The Queen’s Head was given the name due to it resembling the delicate head of an Egyptian queen – from the narrow, delicate neck to the imposing “head dress.” It is said that in fifty years, the neck of the Queen’s Head may break due to the natural wear and tear. It is the reason why the rock formation is cordoned off and people are reminded not to touch it. This is also the reason why the park made the replica at the park entrance, which barely captured the magnificence of the original. Heck, it was fibre glass — so we really can’t expect much.
On one side of the park, you will notice this statue of Lin Tien Jen, a local fisherman who sacrificed his life saving others from drowning. To honor his memory, his statue was erected in the park so that people will always be reminded of his sacrifice. You can read his story on the plaque attached to his statue.
There’s a Tourist Center and Cafe at the entrance of the park, if you want to have a quick coffee or grab a bite to eat. In our case, my sister and I brought tons of bread we bought at the Bread Talk outlet located at the main bus station in Taipei. If you opt to have a taste of the local cuisine, there are tons of seafood restaurants in Yehliu/Wanli Country. Just outside the Geo Park was a row of restaurants advertising freshly-caught seafood. They were a hit to all the tour groups who flock to the park.
DIRECTIONS: COMMUTING TO YEHLIU
1. Ride the MRT going to Taipei Main Bus Station. To do this, you will have to alight at the Taipei Main Train Station.
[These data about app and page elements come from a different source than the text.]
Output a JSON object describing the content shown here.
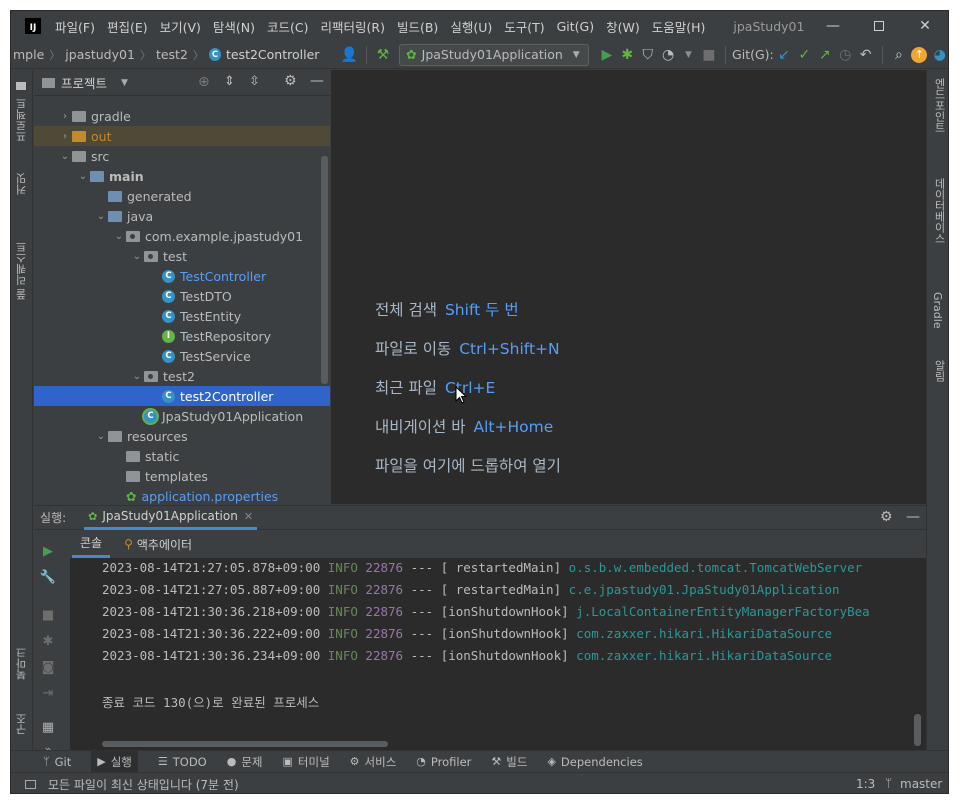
{
  "window": {
    "title": "jpaStudy01",
    "menu": [
      "파일(F)",
      "편집(E)",
      "보기(V)",
      "탐색(N)",
      "코드(C)",
      "리팩터링(R)",
      "빌드(B)",
      "실행(U)",
      "도구(T)",
      "Git(G)",
      "창(W)",
      "도움말(H)"
    ]
  },
  "navbar": {
    "breadcrumbs": [
      "mple",
      "jpastudy01",
      "test2",
      "test2Controller"
    ],
    "run_config": "JpaStudy01Application",
    "git_label": "Git(G):"
  },
  "left_strip": {
    "tabs": [
      "프로젝트",
      "커밋",
      "풀 리퀘스트",
      "북마크",
      "구조"
    ]
  },
  "right_strip": {
    "tabs": [
      "엔드포인트",
      "데이터베이스",
      "Gradle",
      "알림"
    ]
  },
  "project_panel": {
    "title": "프로젝트",
    "tree": [
      {
        "label": "gradle",
        "indent": 0,
        "arrow": "›",
        "icon": "folder"
      },
      {
        "label": "out",
        "indent": 0,
        "arrow": "›",
        "icon": "folder-orange"
      },
      {
        "label": "src",
        "indent": 0,
        "arrow": "⌄",
        "icon": "folder"
      },
      {
        "label": "main",
        "indent": 1,
        "arrow": "⌄",
        "icon": "folder-module"
      },
      {
        "label": "generated",
        "indent": 2,
        "arrow": "",
        "icon": "folder-gen"
      },
      {
        "label": "java",
        "indent": 2,
        "arrow": "⌄",
        "icon": "folder-blue"
      },
      {
        "label": "com.example.jpastudy01",
        "indent": 3,
        "arrow": "⌄",
        "icon": "package"
      },
      {
        "label": "test",
        "indent": 4,
        "arrow": "⌄",
        "icon": "package"
      },
      {
        "label": "TestController",
        "indent": 5,
        "arrow": "",
        "icon": "class"
      },
      {
        "label": "TestDTO",
        "indent": 5,
        "arrow": "",
        "icon": "class"
      },
      {
        "label": "TestEntity",
        "indent": 5,
        "arrow": "",
        "icon": "class"
      },
      {
        "label": "TestRepository",
        "indent": 5,
        "arrow": "",
        "icon": "interface"
      },
      {
        "label": "TestService",
        "indent": 5,
        "arrow": "",
        "icon": "class"
      },
      {
        "label": "test2",
        "indent": 4,
        "arrow": "⌄",
        "icon": "package"
      },
      {
        "label": "test2Controller",
        "indent": 5,
        "arrow": "",
        "icon": "class"
      },
      {
        "label": "JpaStudy01Application",
        "indent": 4,
        "arrow": "",
        "icon": "spring-class"
      },
      {
        "label": "resources",
        "indent": 2,
        "arrow": "⌄",
        "icon": "folder-res"
      },
      {
        "label": "static",
        "indent": 3,
        "arrow": "",
        "icon": "folder"
      },
      {
        "label": "templates",
        "indent": 3,
        "arrow": "",
        "icon": "folder"
      },
      {
        "label": "application.properties",
        "indent": 3,
        "arrow": "",
        "icon": "properties"
      }
    ]
  },
  "editor": {
    "hints": [
      {
        "text": "전체 검색",
        "key": "Shift 두 번"
      },
      {
        "text": "파일로 이동",
        "key": "Ctrl+Shift+N"
      },
      {
        "text": "최근 파일",
        "key": "Ctrl+E"
      },
      {
        "text": "내비게이션 바",
        "key": "Alt+Home"
      },
      {
        "text": "파일을 여기에 드롭하여 열기",
        "key": ""
      }
    ]
  },
  "run_panel": {
    "label": "실행:",
    "tab": "JpaStudy01Application",
    "subtabs": [
      "콘솔",
      "액추에이터"
    ],
    "log": [
      {
        "ts": "2023-08-14T21:27:05.878+09:00",
        "level": "INFO",
        "pid": "22876",
        "sep": "---",
        "thread": "[  restartedMain]",
        "cls": "o.s.b.w.embedded.tomcat.TomcatWebServer"
      },
      {
        "ts": "2023-08-14T21:27:05.887+09:00",
        "level": "INFO",
        "pid": "22876",
        "sep": "---",
        "thread": "[  restartedMain]",
        "cls": "c.e.jpastudy01.JpaStudy01Application"
      },
      {
        "ts": "2023-08-14T21:30:36.218+09:00",
        "level": "INFO",
        "pid": "22876",
        "sep": "---",
        "thread": "[ionShutdownHook]",
        "cls": "j.LocalContainerEntityManagerFactoryBea"
      },
      {
        "ts": "2023-08-14T21:30:36.222+09:00",
        "level": "INFO",
        "pid": "22876",
        "sep": "---",
        "thread": "[ionShutdownHook]",
        "cls": "com.zaxxer.hikari.HikariDataSource"
      },
      {
        "ts": "2023-08-14T21:30:36.234+09:00",
        "level": "INFO",
        "pid": "22876",
        "sep": "---",
        "thread": "[ionShutdownHook]",
        "cls": "com.zaxxer.hikari.HikariDataSource"
      }
    ],
    "exit_message": "종료 코드 130(으)로 완료된 프로세스"
  },
  "bottom_tools": [
    "Git",
    "실행",
    "TODO",
    "문제",
    "터미널",
    "서비스",
    "Profiler",
    "빌드",
    "Dependencies"
  ],
  "status": {
    "message": "모든 파일이 최신 상태입니다 (7분 전)",
    "position": "1:3",
    "branch": "master"
  }
}
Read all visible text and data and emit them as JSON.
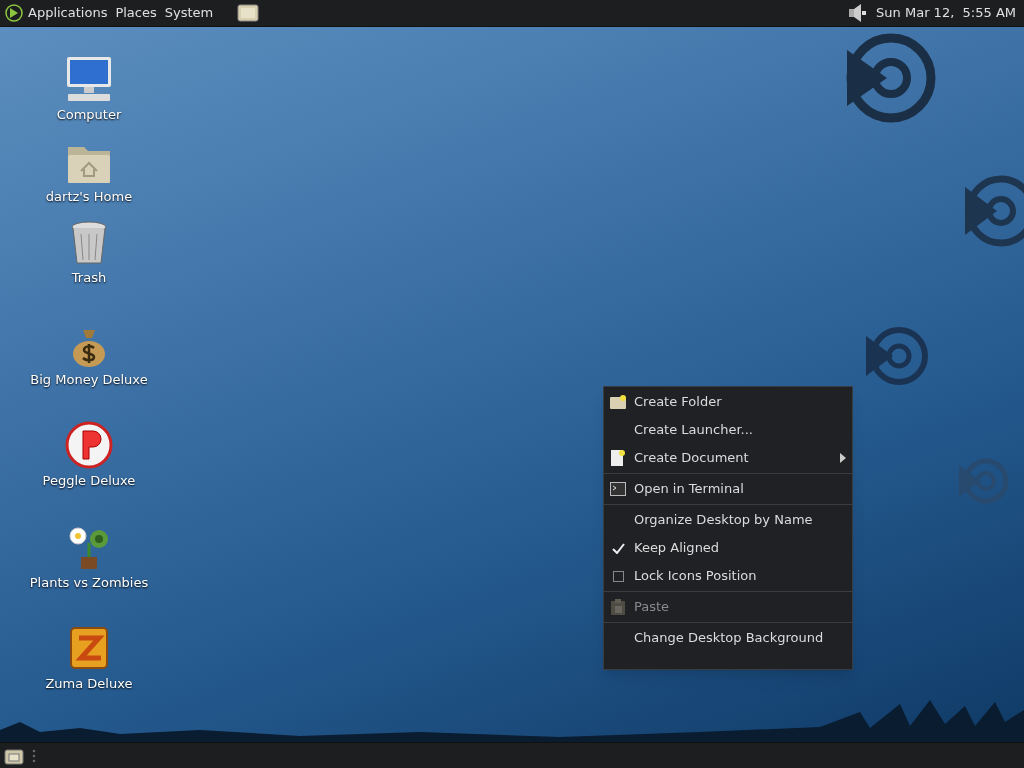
{
  "top_panel": {
    "menus": [
      "Applications",
      "Places",
      "System"
    ],
    "clock": "Sun Mar 12,  5:55 AM"
  },
  "desktop": {
    "system_icons": [
      {
        "kind": "computer",
        "label": "Computer"
      },
      {
        "kind": "home",
        "label": "dartz's Home"
      },
      {
        "kind": "trash",
        "label": "Trash"
      }
    ],
    "launchers": [
      {
        "kind": "moneybag",
        "label": "Big Money Deluxe"
      },
      {
        "kind": "peggle",
        "label": "Peggle Deluxe"
      },
      {
        "kind": "plant",
        "label": "Plants vs Zombies"
      },
      {
        "kind": "zuma",
        "label": "Zuma Deluxe"
      }
    ]
  },
  "context_menu": [
    {
      "kind": "item",
      "label": "Create Folder",
      "submenu": false,
      "disabled": false
    },
    {
      "kind": "item",
      "label": "Create Launcher...",
      "submenu": false,
      "disabled": false
    },
    {
      "kind": "item",
      "label": "Create Document",
      "submenu": true,
      "disabled": false
    },
    {
      "kind": "separator"
    },
    {
      "kind": "item",
      "label": "Open in Terminal",
      "submenu": false,
      "disabled": false
    },
    {
      "kind": "separator"
    },
    {
      "kind": "item",
      "label": "Organize Desktop by Name",
      "submenu": false,
      "disabled": false
    },
    {
      "kind": "check",
      "label": "Keep Aligned",
      "checked": true
    },
    {
      "kind": "check",
      "label": "Lock Icons Position",
      "checked": false
    },
    {
      "kind": "separator"
    },
    {
      "kind": "item",
      "label": "Paste",
      "submenu": false,
      "disabled": true
    },
    {
      "kind": "separator"
    },
    {
      "kind": "item",
      "label": "Change Desktop Background",
      "submenu": false,
      "disabled": false
    }
  ]
}
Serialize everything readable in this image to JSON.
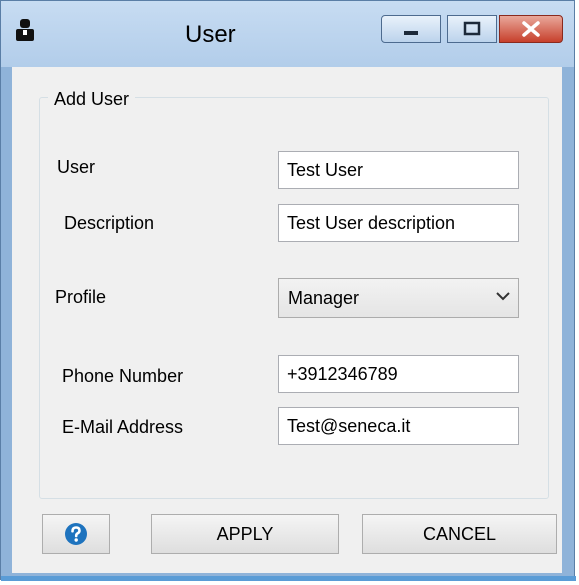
{
  "window": {
    "title": "User",
    "app_icon": "user-icon",
    "controls": {
      "minimize": "minimize-icon",
      "maximize": "maximize-icon",
      "close": "close-icon"
    }
  },
  "group": {
    "legend": "Add User"
  },
  "fields": {
    "user": {
      "label": "User",
      "value": "Test User"
    },
    "description": {
      "label": "Description",
      "value": "Test User description"
    },
    "profile": {
      "label": "Profile",
      "value": "Manager"
    },
    "phone": {
      "label": "Phone Number",
      "value": "+3912346789"
    },
    "email": {
      "label": "E-Mail Address",
      "value": "Test@seneca.it"
    }
  },
  "buttons": {
    "help_icon": "help-icon",
    "apply": "APPLY",
    "cancel": "CANCEL"
  },
  "colors": {
    "titlebar": "#b9d1ea",
    "close_button": "#c7402c",
    "help_icon": "#1e73be",
    "client_background": "#f0f0f0"
  }
}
As you exit the train, there will be signs giving you directions going to the main bus terminal. Just follow them.
2. At the main bus station, buy your tickets at the Kuo Kuang Bus ticket counter. A one-way fare is NTD125. To make sure that you will not miss your destination (aside from not sleeping), you can look at the electronic billboard on the bus’ dashboard. The billboard displays the bus’ next stop and would often emit a high pitched sound. Signs are in Taiwanese and English. We took the bus 1815 going to Yehliu, travel was easy and the driver was fast but careful. There was also less traffic on our way to the countryside.
We passed by a house with a giant dog on its roof. So cute, so of course, we had to take a photo of it. We saw this just as the bus was heading to the main highway exiting Taipei.
3. Alight the bus when you saw the giant marker for Yehliu Geo Park:
When you alight the bus, the marker is on your right side. You have to go inside the street and walk for 10 minutes in order to reach Yehliu. While walking, you will encounter not-so-little reminders that you are on a fishing town:
After ten minutes of walking, you will see the signage and the gate. To your left, you will see this:
Entrance tickets cost NTD50 (USD1.70) for adults and NTD25 for kids.
4. To go back to the city, retrace your steps to the main highway and cross the street. Buses going to Taipei stop on the small convenience store/eatery directly in front of the road going inside Yehliu. When you are in doubt, ask the kind bus drivers if they are going to Taipei Main Station. You will pay upon entry.
Yehliu National Geo Park is definitely one of those out-of-the-way attractions that deserve the hassle of leaving the city. More than seeing the amazing rock formations, it’s the challenge and the adventure of going to the countryside of a place where you don’t speak the language and literally have no idea where the bus takes you. Seeing Taiwan’s country side is truly an experience: just seeing the vast difference between the frenetic and fast-paced life of the city, compared to the sleepy farmlands and coasts.
Inside the park, it’s a surreal experience knowing that these rocks were shaped by nature, and a million years in the making. The fragility of the Queen’s Head is a reminder that not all things are permanent in this world, so it’s better to see them up close while you still can.
Yehliu National Geo Park
No167-1 Gang Dong Road, Yehliu Village, Wanli Township
Open from 8AM to 6PM